(SUPPLIED MATERIAL Opens)

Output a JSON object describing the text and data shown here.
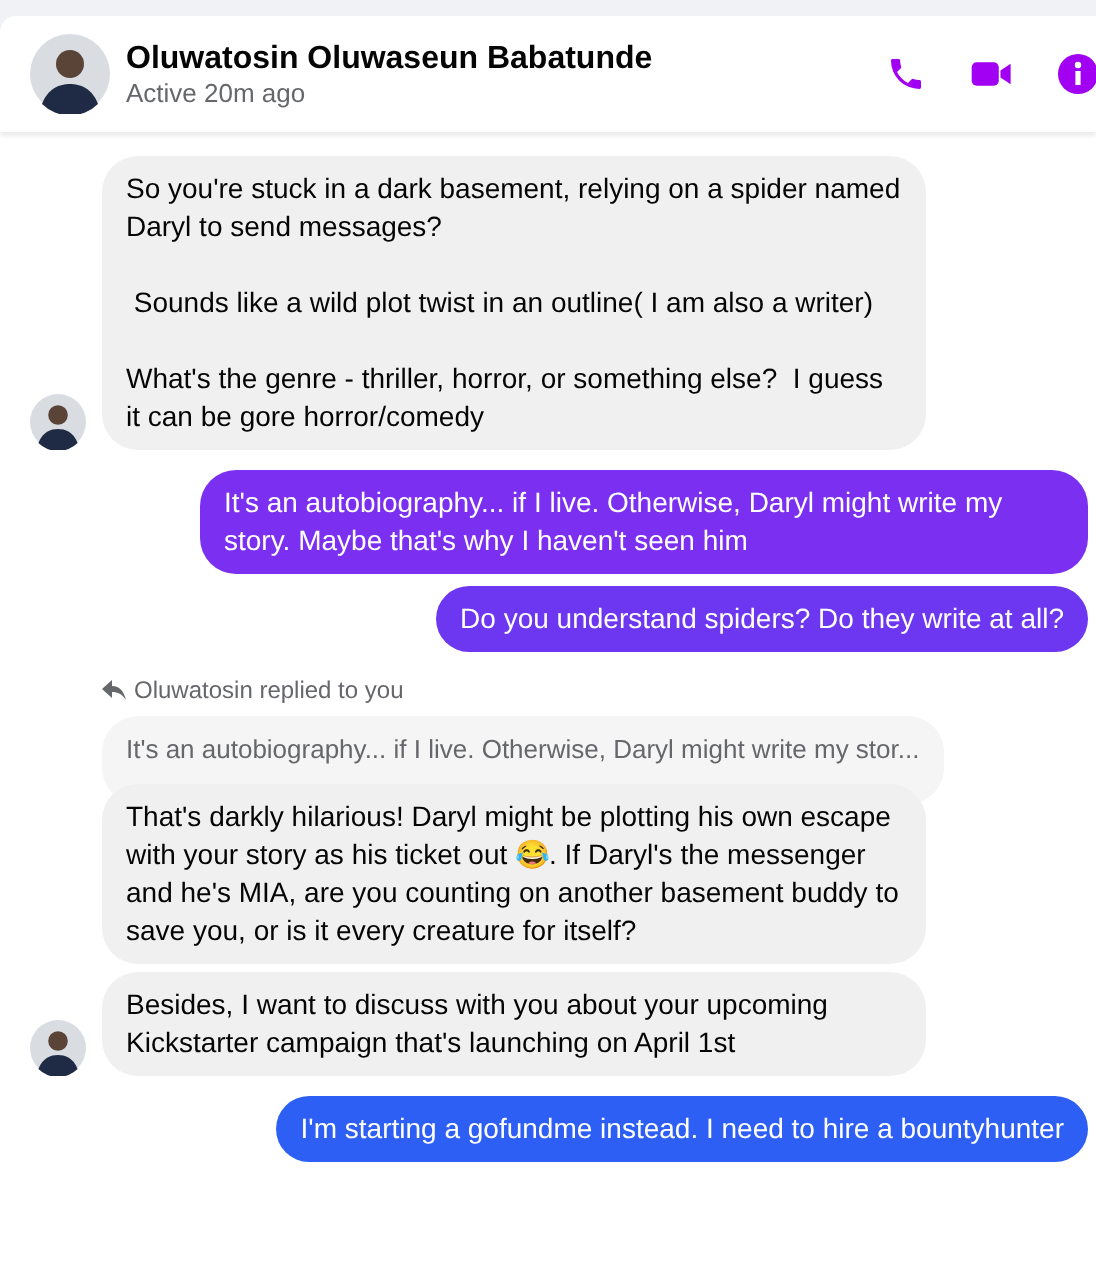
{
  "header": {
    "name": "Oluwatosin Oluwaseun Babatunde",
    "status": "Active 20m ago"
  },
  "messages": [
    {
      "kind": "incoming",
      "avatar": true,
      "text": "So you're stuck in a dark basement, relying on a spider named Daryl to send messages?\n\n Sounds like a wild plot twist in an outline( I am also a writer)\n\nWhat's the genre - thriller, horror, or something else?  I guess it can be gore horror/comedy"
    },
    {
      "kind": "outgoing",
      "color": "#7b2ff0",
      "text": "It's an autobiography... if I live. Otherwise, Daryl might write my story. Maybe that's why I haven't seen him"
    },
    {
      "kind": "outgoing",
      "color": "#6d36f0",
      "text": "Do you understand spiders? Do they write at all?"
    },
    {
      "kind": "reply",
      "label": "Oluwatosin replied to you",
      "quote": "It's an autobiography... if I live. Otherwise, Daryl might write my stor..."
    },
    {
      "kind": "incoming",
      "avatar": false,
      "text": "That's darkly hilarious! Daryl might be plotting his own escape with your story as his ticket out 😂. If Daryl's the messenger and he's MIA, are you counting on another basement buddy to save you, or is it every creature for itself?"
    },
    {
      "kind": "incoming",
      "avatar": true,
      "text": "Besides, I want to discuss with you about your upcoming Kickstarter campaign that's launching on April 1st"
    },
    {
      "kind": "outgoing",
      "color": "#2d5ff5",
      "text": "I'm starting a gofundme instead. I need to hire a bountyhunter"
    }
  ]
}
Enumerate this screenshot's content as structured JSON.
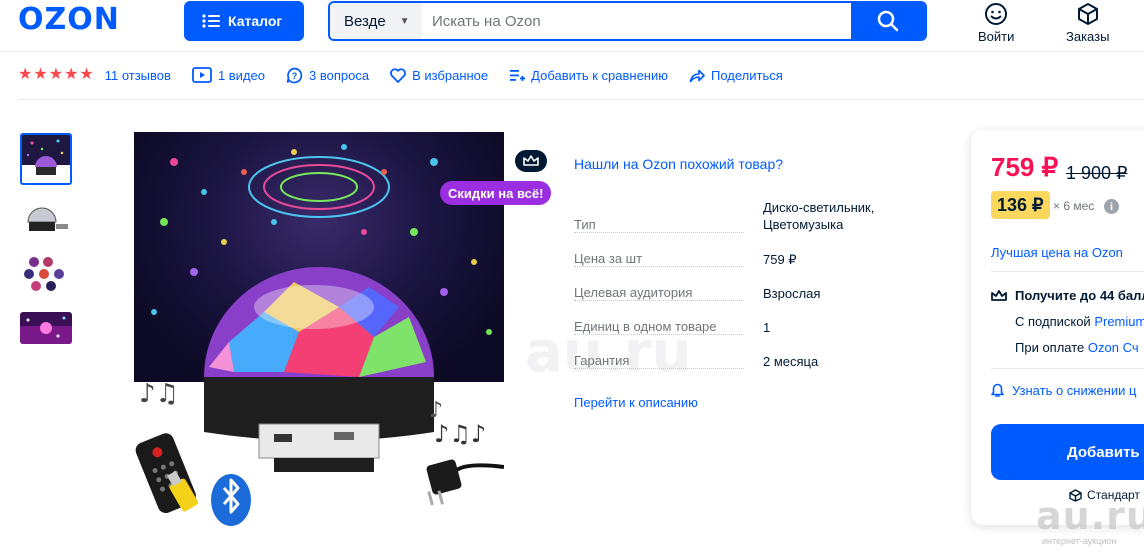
{
  "header": {
    "logo": "OZON",
    "catalog_label": "Каталог",
    "search_scope": "Везде",
    "search_placeholder": "Искать на Ozon",
    "login_label": "Войти",
    "orders_label": "Заказы"
  },
  "actions": {
    "rating": 5,
    "reviews": "11 отзывов",
    "videos": "1 видео",
    "questions": "3 вопроса",
    "favorites": "В избранное",
    "compare": "Добавить к сравнению",
    "share": "Поделиться"
  },
  "gallery": {
    "thumbnails": [
      "thumb-1",
      "thumb-2",
      "thumb-3",
      "thumb-4"
    ],
    "selected_index": 0
  },
  "promo": {
    "badge": "Скидки на всё!"
  },
  "product": {
    "similar_link": "Нашли на Ozon похожий товар?",
    "specs": [
      {
        "key": "Тип",
        "value": "Диско-светильник, Цветомузыка"
      },
      {
        "key": "Цена за шт",
        "value": "759 ₽"
      },
      {
        "key": "Целевая аудитория",
        "value": "Взрослая"
      },
      {
        "key": "Единиц в одном товаре",
        "value": "1"
      },
      {
        "key": "Гарантия",
        "value": "2 месяца"
      }
    ],
    "description_link": "Перейти к описанию"
  },
  "price_card": {
    "price": "759 ₽",
    "old_price": "1 900 ₽",
    "installment": "136 ₽",
    "installment_term": "× 6 мес",
    "info_icon": "i",
    "best_price": "Лучшая цена на Ozon",
    "bonus_title": "Получите до 44 балл",
    "bonus_subscription_prefix": "С подпиской ",
    "bonus_subscription_link": "Premium",
    "bonus_card_prefix": "При оплате ",
    "bonus_card_link": "Ozon Сч",
    "notify": "Узнать о снижении ц",
    "add_button": "Добавить в",
    "delivery": "Стандарт"
  },
  "watermark": {
    "text": "au.ru",
    "sub": "интернет-аукцион"
  },
  "colors": {
    "brand": "#005bff",
    "price": "#f91155",
    "installment_bg": "#fbd75d",
    "promo": "#9b2ee0",
    "stars": "#f9494f"
  }
}
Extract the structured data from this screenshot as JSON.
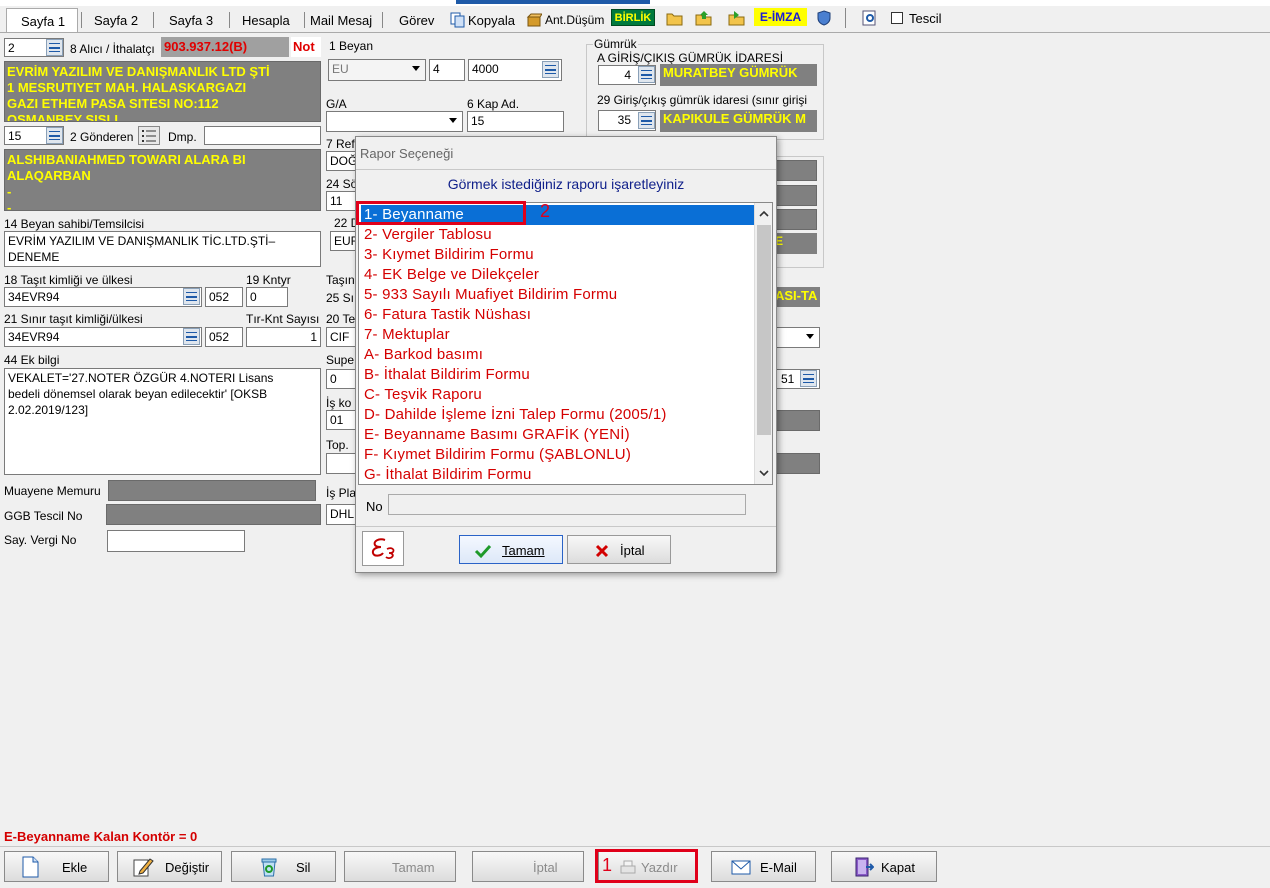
{
  "tabs": {
    "sayfa1": "Sayfa 1",
    "sayfa2": "Sayfa 2",
    "sayfa3": "Sayfa 3",
    "hesapla": "Hesapla",
    "mail": "Mail Mesaj",
    "gorev": "Görev",
    "kopyala": "Kopyala",
    "ant": "Ant.Düşüm",
    "birlik": "BİRLİK",
    "eimza": "E-İMZA",
    "tescil": "Tescil"
  },
  "left": {
    "alici_no": "2",
    "alici_label": "8 Alıcı / İthalatçı",
    "alici_code": "903.937.12(B)",
    "not_label": "Not",
    "alici_lines": [
      "EVRİM YAZILIM VE DANIŞMANLIK LTD ŞTİ",
      "1 MESRUTIYET MAH. HALASKARGAZI",
      "GAZI ETHEM PASA SITESI NO:112",
      "OSMANBEY SISLI"
    ],
    "gonderen_no": "15",
    "gonderen_label": "2 Gönderen",
    "dmp_label": "Dmp.",
    "gonderen_lines": [
      "ALSHIBANIAHMED TOWARI  ALARA BI",
      "ALAQARBAN",
      "-",
      "-"
    ],
    "beyan_sahibi_label": "14 Beyan sahibi/Temsilcisi",
    "beyan_sahibi_lines": [
      "EVRİM YAZILIM VE DANIŞMANLIK TİC.LTD.ŞTİ–",
      "DENEME"
    ],
    "tasit_label": "18 Taşıt kimliği ve ülkesi",
    "kntyr_label": "19 Kntyr",
    "tasit_value": "34EVR94",
    "tasit_country": "052",
    "kntyr_value": "0",
    "sinir_tasit_label": "21 Sınır taşıt kimliği/ülkesi",
    "tir_label": "Tır-Knt Sayısı",
    "sinir_tasit_value": "34EVR94",
    "sinir_tasit_country": "052",
    "tir_value": "1",
    "ek_bilgi_label": "44 Ek bilgi",
    "ek_bilgi_lines": [
      "VEKALET='27.NOTER ÖZGÜR 4.NOTERI Lisans",
      "bedeli dönemsel olarak beyan edilecektir' [OKSB",
      "2.02.2019/123]"
    ],
    "muayene_label": "Muayene Memuru",
    "ggb_label": "GGB Tescil No",
    "vergi_label": "Say. Vergi No"
  },
  "middle": {
    "beyan_label": "1 Beyan",
    "beyan_type": "EU",
    "beyan_no": "4",
    "beyan_code": "4000",
    "ga_label": "G/A",
    "kap_label": "6 Kap Ad.",
    "kap_value": "15",
    "ref_label": "7 Ref",
    "ref_value": "DOĞ",
    "sa_label": "24 Sö",
    "sa_value": "11",
    "d22_label": "22 D",
    "d22_value": "EUF",
    "tasi_label": "Taşın",
    "s25_label": "25 Sı",
    "t20_label": "20 Te",
    "t20_value": "CIF",
    "supe_label": "Supe",
    "supe_value": "0",
    "is_label": "İş ko",
    "is_value": "01",
    "top_label": "Top.",
    "ispla_label": "İş Pla",
    "ispla_value": "DHL"
  },
  "right": {
    "gumruk_label": "Gümrük",
    "giris_label": "A GİRİŞ/ÇIKIŞ GÜMRÜK İDARESİ",
    "giris_no": "4",
    "giris_name": "MURATBEY GÜMRÜK",
    "sinir_label": "29 Giriş/çıkış gümrük idaresi (sınır girişi",
    "sinir_no": "35",
    "sinir_name": "KAPIKULE GÜMRÜK M",
    "e_frag": "E",
    "asi_frag": "ASI-TA",
    "num51": "51"
  },
  "dialog": {
    "title": "Rapor Seçeneği",
    "heading": "Görmek istediğiniz raporu işaretleyiniz",
    "items": [
      "1- Beyanname",
      "2- Vergiler Tablosu",
      "3- Kıymet Bildirim Formu",
      "4- EK Belge ve Dilekçeler",
      "5- 933 Sayılı Muafiyet Bildirim Formu",
      "6- Fatura Tastik Nüshası",
      "7- Mektuplar",
      "A- Barkod basımı",
      "B- İthalat Bildirim Formu",
      "C- Teşvik Raporu",
      "D- Dahilde İşleme İzni Talep Formu (2005/1)",
      "E- Beyanname Basımı GRAFİK (YENİ)",
      "F- Kıymet Bildirim Formu (ŞABLONLU)",
      "G- İthalat Bildirim Formu"
    ],
    "no_label": "No",
    "ok": "Tamam",
    "cancel": "İptal",
    "callout": "2"
  },
  "footer": {
    "kontor": "E-Beyanname Kalan Kontör = 0",
    "ekle": "Ekle",
    "degistir": "Değiştir",
    "sil": "Sil",
    "tamam": "Tamam",
    "iptal": "İptal",
    "yazdir": "Yazdır",
    "email": "E-Mail",
    "kapat": "Kapat",
    "callout": "1"
  }
}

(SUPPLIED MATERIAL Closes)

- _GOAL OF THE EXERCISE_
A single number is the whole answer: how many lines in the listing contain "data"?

- _TASK OUTPUT_
2